Aron Bookman and Caroline Alexander of Carfra Lawton LLP recently obtained a dismissal of the action commenced by a tenant against their clients, for failure to state a cause of action: Bulwer v. Canadian Mental Health Association et al, 2016 BCSC 1110.
The plaintiff Bulwer alleged that he suffered from severe mental illness and was rescued from poverty and homelessness by the defendant society. The defendant society is a charitable organization which assists the mentally ill and provides subsidized housing as part of its mandate. The plaintiff qualified for this subsidized housing and rented an apartment from the society.
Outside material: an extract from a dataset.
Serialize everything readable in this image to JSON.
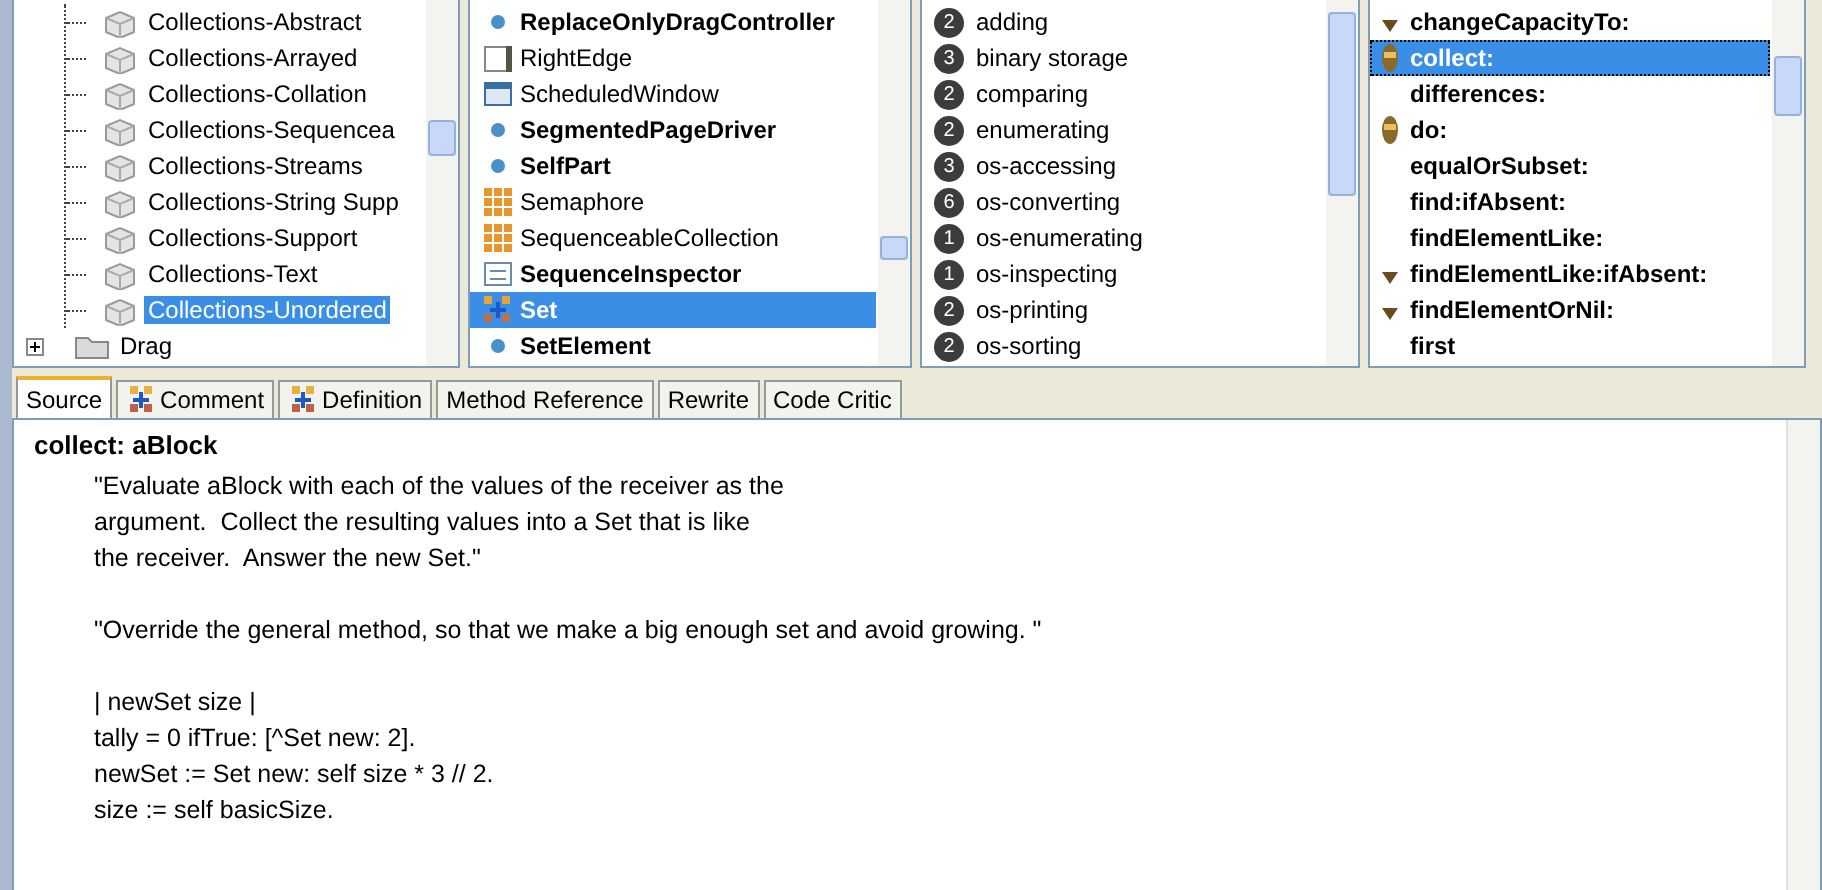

Issues arose due to the plaintiff’s alleged behavior towards his neighbors in the apartment building. The society and property manager decided to take eviction steps. The society alleged that the plaintiff’s behavior ceased in response to the eviction notice, and the society and property manager did not proceed with the residential tenancy arbitration hearing. The eviction notice was cancelled and the plaintiff continued to reside in the apartment.
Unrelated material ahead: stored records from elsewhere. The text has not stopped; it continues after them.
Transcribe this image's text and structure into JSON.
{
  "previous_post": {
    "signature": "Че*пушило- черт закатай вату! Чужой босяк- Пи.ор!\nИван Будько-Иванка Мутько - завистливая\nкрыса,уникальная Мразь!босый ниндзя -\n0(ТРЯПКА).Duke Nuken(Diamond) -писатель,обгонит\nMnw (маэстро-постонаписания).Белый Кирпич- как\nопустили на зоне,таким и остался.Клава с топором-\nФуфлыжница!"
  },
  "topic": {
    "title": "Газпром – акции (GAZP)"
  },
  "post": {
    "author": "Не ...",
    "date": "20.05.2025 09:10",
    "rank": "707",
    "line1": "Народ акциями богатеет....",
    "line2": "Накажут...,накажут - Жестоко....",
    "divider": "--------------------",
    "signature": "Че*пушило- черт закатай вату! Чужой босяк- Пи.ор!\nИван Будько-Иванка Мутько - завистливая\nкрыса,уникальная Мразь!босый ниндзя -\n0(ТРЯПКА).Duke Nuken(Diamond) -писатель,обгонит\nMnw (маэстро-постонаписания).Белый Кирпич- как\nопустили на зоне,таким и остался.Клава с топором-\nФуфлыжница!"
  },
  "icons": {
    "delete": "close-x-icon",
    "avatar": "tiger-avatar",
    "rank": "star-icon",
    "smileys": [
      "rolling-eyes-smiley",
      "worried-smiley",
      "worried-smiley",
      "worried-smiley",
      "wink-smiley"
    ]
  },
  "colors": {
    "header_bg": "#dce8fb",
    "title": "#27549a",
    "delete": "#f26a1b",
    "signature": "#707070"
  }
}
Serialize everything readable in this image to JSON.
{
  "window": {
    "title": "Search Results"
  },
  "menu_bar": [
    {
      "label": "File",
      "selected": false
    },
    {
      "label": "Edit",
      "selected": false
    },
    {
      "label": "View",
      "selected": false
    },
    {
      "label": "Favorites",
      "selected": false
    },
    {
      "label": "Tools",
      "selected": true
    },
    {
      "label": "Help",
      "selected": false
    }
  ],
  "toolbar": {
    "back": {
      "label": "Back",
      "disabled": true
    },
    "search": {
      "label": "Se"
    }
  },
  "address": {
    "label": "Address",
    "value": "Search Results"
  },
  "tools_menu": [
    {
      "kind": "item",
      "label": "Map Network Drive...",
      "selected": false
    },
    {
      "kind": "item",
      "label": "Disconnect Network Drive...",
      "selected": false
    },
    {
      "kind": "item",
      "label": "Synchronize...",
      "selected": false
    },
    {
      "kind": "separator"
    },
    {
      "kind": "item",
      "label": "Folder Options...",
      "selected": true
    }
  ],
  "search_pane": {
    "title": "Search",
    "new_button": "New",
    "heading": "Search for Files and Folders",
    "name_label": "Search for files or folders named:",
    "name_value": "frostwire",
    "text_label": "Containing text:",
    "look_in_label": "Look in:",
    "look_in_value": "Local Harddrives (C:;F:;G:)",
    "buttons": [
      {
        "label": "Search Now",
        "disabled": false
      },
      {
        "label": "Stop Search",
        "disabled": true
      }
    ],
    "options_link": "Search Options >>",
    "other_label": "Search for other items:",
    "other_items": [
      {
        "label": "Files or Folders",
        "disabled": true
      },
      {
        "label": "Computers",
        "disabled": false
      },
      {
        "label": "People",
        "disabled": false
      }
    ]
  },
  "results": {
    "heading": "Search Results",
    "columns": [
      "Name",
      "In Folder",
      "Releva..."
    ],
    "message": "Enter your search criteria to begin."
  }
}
The plaintiff subsequently alleged that he had suffered extreme emotional shock and distress as a result of the eviction notice and process. He commenced an action seeking general, aggravated and punitive damages alleging breaches of the Human Rights Code, Canadian Human Rights Act, Residential Tenancy Act and common law negligence. He alleged that the society was aware of his mental illness and owed him a duty of care.
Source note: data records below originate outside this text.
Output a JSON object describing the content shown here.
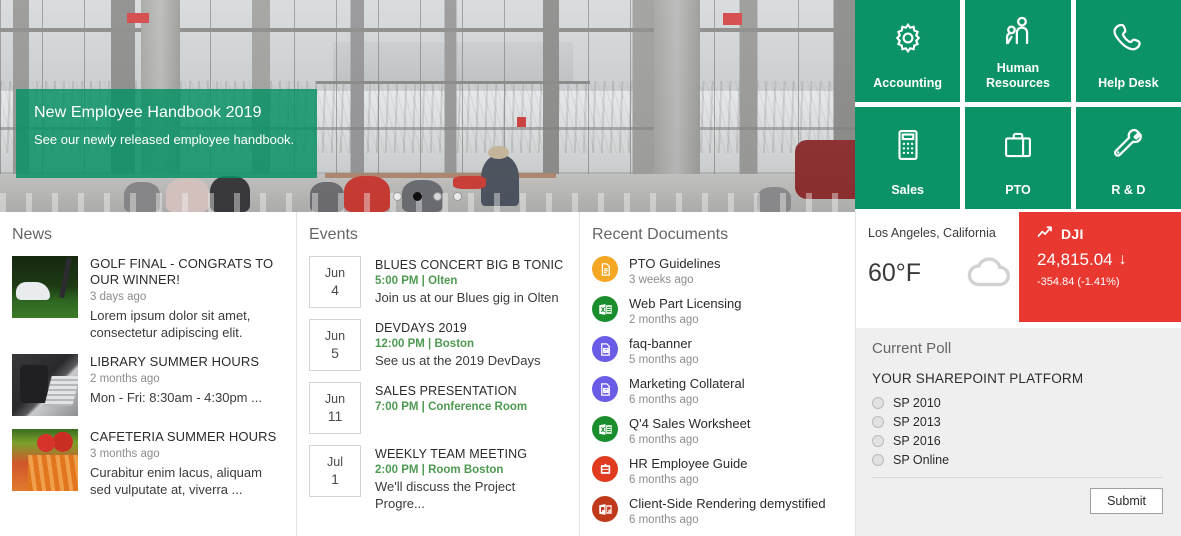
{
  "hero": {
    "title": "New Employee Handbook 2019",
    "subtitle": "See our newly released employee handbook.",
    "dots": [
      {
        "active": false
      },
      {
        "active": true
      },
      {
        "active": false
      },
      {
        "active": false
      }
    ]
  },
  "tiles": [
    {
      "label": "Accounting",
      "icon": "gear-icon",
      "color": "#0b9267"
    },
    {
      "label": "Human\nResources",
      "icon": "people-icon",
      "color": "#0b9267"
    },
    {
      "label": "Help Desk",
      "icon": "phone-icon",
      "color": "#0b9267"
    },
    {
      "label": "Sales",
      "icon": "calculator-icon",
      "color": "#0b9267"
    },
    {
      "label": "PTO",
      "icon": "briefcase-icon",
      "color": "#0b9267"
    },
    {
      "label": "R & D",
      "icon": "wrench-icon",
      "color": "#0b9267"
    }
  ],
  "news": {
    "title": "News",
    "items": [
      {
        "title": "GOLF FINAL - CONGRATS TO OUR WINNER!",
        "date": "3 days ago",
        "description": "Lorem ipsum dolor sit amet, consectetur adipiscing elit.",
        "thumb": "golf-thumbnail"
      },
      {
        "title": "LIBRARY SUMMER HOURS",
        "date": "2 months ago",
        "description": "Mon - Fri:  8:30am - 4:30pm ...",
        "thumb": "laptop-thumbnail"
      },
      {
        "title": "CAFETERIA SUMMER HOURS",
        "date": "3 months ago",
        "description": "Curabitur enim lacus, aliquam sed vulputate at, viverra ...",
        "thumb": "vegetables-thumbnail"
      }
    ]
  },
  "events": {
    "title": "Events",
    "items": [
      {
        "month": "Jun",
        "day": "4",
        "title": "BLUES CONCERT BIG B TONIC",
        "meta": "5:00 PM | Olten",
        "description": "Join us at our Blues gig in Olten"
      },
      {
        "month": "Jun",
        "day": "5",
        "title": "DEVDAYS 2019",
        "meta": "12:00 PM | Boston",
        "description": "See us at the 2019 DevDays"
      },
      {
        "month": "Jun",
        "day": "11",
        "title": "SALES PRESENTATION",
        "meta": "7:00 PM | Conference Room",
        "description": ""
      },
      {
        "month": "Jul",
        "day": "1",
        "title": "WEEKLY TEAM MEETING",
        "meta": "2:00 PM | Room Boston",
        "description": "We'll discuss the Project Progre..."
      }
    ]
  },
  "documents": {
    "title": "Recent Documents",
    "items": [
      {
        "title": "PTO Guidelines",
        "date": "3 weeks ago",
        "icon": "document-icon",
        "color": "#f5a623"
      },
      {
        "title": "Web Part Licensing",
        "date": "2 months ago",
        "icon": "excel-icon",
        "color": "#1a8d2c"
      },
      {
        "title": "faq-banner",
        "date": "5 months ago",
        "icon": "image-icon",
        "color": "#6b5ce7"
      },
      {
        "title": "Marketing Collateral",
        "date": "6 months ago",
        "icon": "image-icon",
        "color": "#6b5ce7"
      },
      {
        "title": "Q'4 Sales Worksheet",
        "date": "6 months ago",
        "icon": "excel-icon",
        "color": "#1a8d2c"
      },
      {
        "title": "HR Employee Guide",
        "date": "6 months ago",
        "icon": "zip-icon",
        "color": "#e03b1f"
      },
      {
        "title": "Client-Side Rendering demystified",
        "date": "6 months ago",
        "icon": "powerpoint-icon",
        "color": "#c0391b"
      }
    ]
  },
  "weather": {
    "city": "Los Angeles, California",
    "temperature": "60°F",
    "icon": "cloud-icon"
  },
  "stock": {
    "symbol": "DJI",
    "value": "24,815.04",
    "arrow": "↓",
    "change": "-354.84 (-1.41%)",
    "color": "#e8382f",
    "icon": "chart-line-icon"
  },
  "poll": {
    "title": "Current Poll",
    "question": "YOUR SHAREPOINT PLATFORM",
    "options": [
      {
        "label": "SP 2010",
        "selected": false
      },
      {
        "label": "SP 2013",
        "selected": false
      },
      {
        "label": "SP 2016",
        "selected": false
      },
      {
        "label": "SP Online",
        "selected": false
      }
    ],
    "submit_label": "Submit"
  }
}
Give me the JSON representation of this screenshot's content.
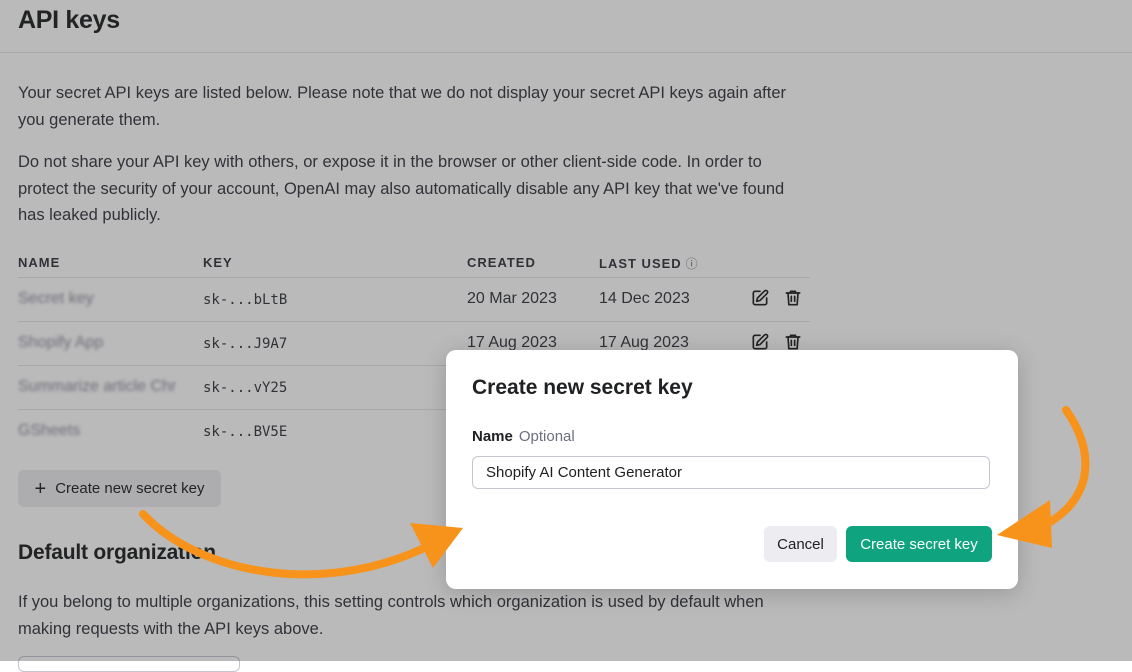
{
  "page": {
    "title": "API keys",
    "intro_1": "Your secret API keys are listed below. Please note that we do not display your secret API keys again after you generate them.",
    "intro_2": "Do not share your API key with others, or expose it in the browser or other client-side code. In order to protect the security of your account, OpenAI may also automatically disable any API key that we've found has leaked publicly."
  },
  "table": {
    "headers": {
      "name": "NAME",
      "key": "KEY",
      "created": "CREATED",
      "last_used": "LAST USED"
    },
    "rows": [
      {
        "name": "Secret key",
        "key": "sk-...bLtB",
        "created": "20 Mar 2023",
        "last_used": "14 Dec 2023"
      },
      {
        "name": "Shopify App",
        "key": "sk-...J9A7",
        "created": "17 Aug 2023",
        "last_used": "17 Aug 2023"
      },
      {
        "name": "Summarize article Chr",
        "key": "sk-...vY25",
        "created": "",
        "last_used": ""
      },
      {
        "name": "GSheets",
        "key": "sk-...BV5E",
        "created": "",
        "last_used": ""
      }
    ]
  },
  "create_button": {
    "label": "Create new secret key",
    "icon": "plus-icon"
  },
  "default_org": {
    "title": "Default organization",
    "description": "If you belong to multiple organizations, this setting controls which organization is used by default when making requests with the API keys above."
  },
  "modal": {
    "title": "Create new secret key",
    "field_label": "Name",
    "field_optional": "Optional",
    "field_value": "Shopify AI Content Generator",
    "cancel_label": "Cancel",
    "submit_label": "Create secret key"
  },
  "colors": {
    "accent": "#10a37f",
    "annotation_arrow": "#f7931a",
    "secondary_button": "#ececf1"
  }
}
In dismissing the action, the court noted that it was not reasonably foreseeable that a person of ordinary fortitude would suffer psychological injury of a compensable magnitude merely by receiving an eviction notice in a garden variety dispute with a landlord.” The court rejected various arguments by the plaintiff, including one that the society owed him a specialized duty of care arising from its position as a mental health service provider fully aware of his particular sensibilities, deficits and frailties. The court held that the relationship between the parties was contractual, whereby the society provided tenantable premises and quiet enjoyment in return for payment of rent and peaceful occupation. When other tenants complained about the plaintiff’s behavior, the society took remedial steps as permitted by the RTA. The court held that there was nothing negligent about the society’s actions. To the contrary, the society had a duty to protect the rights and interests of its other tenants.